Source: Walker Art Center.
Jazz and the broader worlds of creative black music have been important parts of the Walker Art Center’s Performing Arts program since its inception. In the early 1960s the volunteer-run Center Arts Council began presenting genre-defining, totemic black jazz figures, often introducing their music to the Upper Midwest for the first time. While the Walker’s programming has over decades involved many leading figures in jazz and experimental music across racial, generational, cultural, and transnational lines, this volume of the Living Collections Catalogue—Creative Black Music at the Walker: Selections from the Archives—focuses on a select group of influential black artists who came to the fore in the ’60s and ’70s and appeared at the Walker multiple times, each having an indelible impact on US musical culture.

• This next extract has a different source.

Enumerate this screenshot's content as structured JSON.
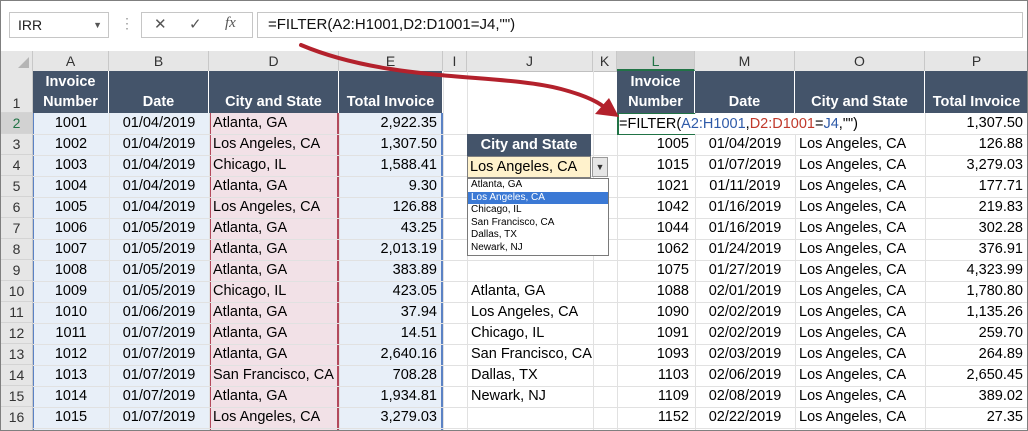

Source: Downtown Music Gallery.
I bought my first two albums by Anthony Braxton in 1974 (’New York, Fall 1974’) and 1975 (‘Five Pieces 1975’), both of which were on the Arista/Freedom label. Those records changed my life, my understanding of modern jazz at that point. I had only started buying jazz records in 1972 when I was a freshman at Glassboro State College in South Jersey. I hadn’t heard much about Mr. Braxton before that, aside from some journalists panning/misunderstanding Braxton’s early solo sax 2 LP set, ‘For Alto’ (from 1968). But those first two Arista records were a breath of fresh air and Braxton was working with Kenny Wheeler, George Lewis, Dave Holland & Barry Altschul, all of whom would become heroes of my friends & myself. Mr. Braxton went on to make another dozen albums for Arista, all different and all worth checking out. They were released as a box set on Mosaic but are long out of print. I went back to discover his Braxton’s earlier records with other members of the AACM and discovered even more riches, more treasures to savor. I have been a Braxton fan-addict ever since and have heard him in concert many times and have collected a large quantity of records from his vast 50 year career. Along with Sun Ra (one of Braxton’s main inspirations) or perhaps Duke Ellington, Mr. Braxton might have more releases than any other 20th/21st century composer. I was honored to actually meet and hang out with Mr. Braxton a couple of times nearly a decade ago, first when he wanted to sell off the old Braxton House label back catalogue and then when he did an in-store at DMG (when we were on the Bowery), signing copies of his Iridium box set and graciously meeting & shaking hands with his many of his fans for three hours that day. Later on the day we went across the street and had dinner at a thai restaurant that used to be the Tin Place avant/jazz club that existed during the loft jazz days. While we ate, Braxton was interviewed by Ted Pankin for Downbeat and he asked some tough questions. His answers were long and fascinating, I can still hear him describing the essence of Ghost Trance Music, a decade-long style of music that he had invented and which had continually evolved. After teaching at Wesleyan University for a long period, Mr. Braxton finally retired from academia and now works hard on his music and the Tricentric Foundation, which documents his music and encourages other musicians and composers with grants and other sources of inspiration.
Today is Anthony Braxton’s 75th birthday. This year was supposed to feature performances of Braxton material at venues worldwide, but the vast majority of that has been canceled. Today, we also finished our run of Braxton75 celebratory posts. Many thanks to Chris de Chiara for curating that material. The entires series can be found at AMN Celebrates Braxton75.
In the mean time, the Tricentric Foundation has sent out some news:
Today, we celebrate Anthony Braxton’s 75th birthday with the release of Duo (Improv) 2017, his newest boxset in musical conversation with Eugene Chadbourne, eight CDs plus a digital bonus track available only on Bandcamp. Thank you to the many people who pre-ordered! More than a third of our stock has already found new homes which should ship in about two weeks, if not earlier. For those who can, we kindly ask you to consider purchasing tomorrow, June 5th, which is a no-fee day on Bandcamp.
Also in celebration of Anthony’s birthday, we are adding to our collection of accessible items Anthony Braxton’s Catalog of Works, currently nearly 90 pages of material continually being updated. Please feel free to browse and enjoy!
The Tri-Axium Writings too is moving forward. The TAW team is well into the proofing process. We will continue to keep you posted.
Please consider supporting Tri-Centric so that we can continue to preserve and disseminate Anthony Braxton’s work. No amount is too small!
Coming up, Thumbscrew – with Tomas Fujiwara, Mary Halvorson and Michael Formanek – will release The Anthony Braxton Project on July 24th from Cuneiform Records.
Last month, the ensemble Tropos released an album featuring many Anthony Braxton compositions.
Please be on the lookout for more news coming soon including a rare Anthony Braxton solo performance video.